  6. 3. The Constitutional Position of the Civil Commissioner
    (pp. 107-142)

    Coleridge occupied the office of Public Secretary, “Segretario Publico dell’Isole di Malta, Gozo e delle loro dipendenze”. This office was the channel through which all the civil administration of the islands and all the policies of the British Civil Commissioners were put into effect.¹ His legal authority to act in that office came from the authority of the Civil Commissioner, Sir Alexander Ball. Ball was a British official exercising, indirectly, upon authority from London, powers recognised under English law as flowing from the Royal Prerogative.

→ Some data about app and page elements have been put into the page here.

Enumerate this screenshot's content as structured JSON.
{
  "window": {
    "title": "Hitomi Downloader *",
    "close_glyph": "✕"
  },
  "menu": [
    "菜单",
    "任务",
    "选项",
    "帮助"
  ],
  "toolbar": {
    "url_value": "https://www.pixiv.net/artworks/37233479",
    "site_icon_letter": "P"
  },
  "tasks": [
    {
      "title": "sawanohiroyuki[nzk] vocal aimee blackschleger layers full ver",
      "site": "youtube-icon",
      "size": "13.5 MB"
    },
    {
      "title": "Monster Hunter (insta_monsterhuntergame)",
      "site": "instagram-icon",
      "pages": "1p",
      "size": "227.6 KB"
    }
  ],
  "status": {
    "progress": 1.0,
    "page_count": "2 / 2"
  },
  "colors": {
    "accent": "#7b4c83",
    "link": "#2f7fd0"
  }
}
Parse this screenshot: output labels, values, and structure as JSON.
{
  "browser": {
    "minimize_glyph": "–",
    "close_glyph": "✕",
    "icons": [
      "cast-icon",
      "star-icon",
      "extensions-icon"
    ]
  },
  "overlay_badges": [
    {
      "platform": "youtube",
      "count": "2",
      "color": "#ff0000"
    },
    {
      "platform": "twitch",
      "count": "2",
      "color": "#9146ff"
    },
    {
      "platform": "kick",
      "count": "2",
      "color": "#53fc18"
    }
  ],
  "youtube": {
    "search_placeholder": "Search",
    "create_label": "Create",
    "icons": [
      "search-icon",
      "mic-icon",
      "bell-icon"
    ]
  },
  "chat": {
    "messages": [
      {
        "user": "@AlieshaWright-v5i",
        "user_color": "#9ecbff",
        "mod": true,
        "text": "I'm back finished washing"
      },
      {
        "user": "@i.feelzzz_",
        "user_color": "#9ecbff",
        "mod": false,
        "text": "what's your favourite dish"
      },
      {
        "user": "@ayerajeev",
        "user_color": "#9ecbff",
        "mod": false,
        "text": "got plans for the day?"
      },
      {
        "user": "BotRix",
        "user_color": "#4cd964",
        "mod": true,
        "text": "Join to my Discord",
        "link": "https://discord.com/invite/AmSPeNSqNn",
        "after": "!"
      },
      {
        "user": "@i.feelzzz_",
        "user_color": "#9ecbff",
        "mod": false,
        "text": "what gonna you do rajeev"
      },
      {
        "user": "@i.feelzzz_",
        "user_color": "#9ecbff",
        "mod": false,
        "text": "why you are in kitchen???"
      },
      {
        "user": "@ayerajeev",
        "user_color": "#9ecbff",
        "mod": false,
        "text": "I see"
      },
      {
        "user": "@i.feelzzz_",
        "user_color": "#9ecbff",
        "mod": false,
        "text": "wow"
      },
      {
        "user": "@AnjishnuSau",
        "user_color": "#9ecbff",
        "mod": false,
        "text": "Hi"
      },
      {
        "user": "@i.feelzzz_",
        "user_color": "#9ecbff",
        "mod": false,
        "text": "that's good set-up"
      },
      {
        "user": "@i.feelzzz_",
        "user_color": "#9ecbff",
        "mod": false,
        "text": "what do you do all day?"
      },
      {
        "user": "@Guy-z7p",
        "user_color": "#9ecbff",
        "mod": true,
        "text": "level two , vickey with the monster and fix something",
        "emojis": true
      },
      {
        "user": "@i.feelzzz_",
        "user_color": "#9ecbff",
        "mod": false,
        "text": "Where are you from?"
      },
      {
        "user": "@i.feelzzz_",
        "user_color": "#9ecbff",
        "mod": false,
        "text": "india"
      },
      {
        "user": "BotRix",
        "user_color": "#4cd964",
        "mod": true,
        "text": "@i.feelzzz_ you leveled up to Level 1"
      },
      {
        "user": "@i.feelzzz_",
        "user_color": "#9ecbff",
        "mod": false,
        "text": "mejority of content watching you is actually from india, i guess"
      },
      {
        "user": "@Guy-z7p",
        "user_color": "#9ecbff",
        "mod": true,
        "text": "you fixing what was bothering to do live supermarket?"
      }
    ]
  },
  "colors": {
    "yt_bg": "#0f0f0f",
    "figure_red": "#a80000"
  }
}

Ball’s authority also came from the considerable prerogatives of the Grandmaster whose powers the British...

  7. 4. Coleridge’s Proclamations and Public Notices
    (pp. 143-163)

    Whilst he was Public Secretary, a number of instruments published in Italian, were promulgated under Coleridge’s name. In some, but not all, of these, Dr. Guiseppe N. Zammit’s name was also subscribed in his capacity as “Prosegretario” or Maltese Secretary.

    The exact nature of Coleridge’s responsibility for the instruments is not clear. There are numerous references, in his letters home, to his onerous responsibilities in writing official documents. Coleridge did not refer to the Bandi and Avvisi as such; nor did, he explicitly refer to the equivalent English terms, “Proclamations” and “Public Notices”. The allusions in his letters reveal, however,...

  8. 5. Thematic Analysis of the Proclamations and Public Notices
    (pp. 164-287)

    In this chapter each of the twenty-one Proclamations (Bandi) and Public Notices (Avvisi) under Coleridge’s signature will be contextualised and evaluated. For convenience, they are grouped into themes according to their ostensible subject matter, and these themes are set out in Table 1 below. This classification is not definitive in so far as the stated purpose of the measure may sometimes be different from its true motivation. Equally, some measures have more than one purpose. An example is the Bando of 22 March 1805,¹ which might, fairly, be seen as a measure concerned with the prevention of crime, or military...

  9. 6. An Assessment of the Proclamations and Public Notices
    (pp. 288-324)

    The purpose of this chapter is to examine Coleridge’s achievements in the Proclamations (Bandi) and Public Notices (Avvisi). Firstly, we shall consider Coleridge’s manipulative use of government information. Secondly, we shall consider the consonance of these instruments with his earlier journalism and with the requirements of the rule of law, such as publicity, comprehensibility and the use of discretion. We shall also examine some of their common features, such as the use of informants, and the criminal penalties imposed. The chapter concludes with an assessment of the extent to which Coleridge’s laws were influenced by wartime conditions.

    Coleridge held office...

  10. Appendix 1. Translations of the Proclamations and Public Notices
    (pp. 325-352)
    Lydia Davis
  11. Appendix 2. The British Occupation of Malta
    (pp. 353-361)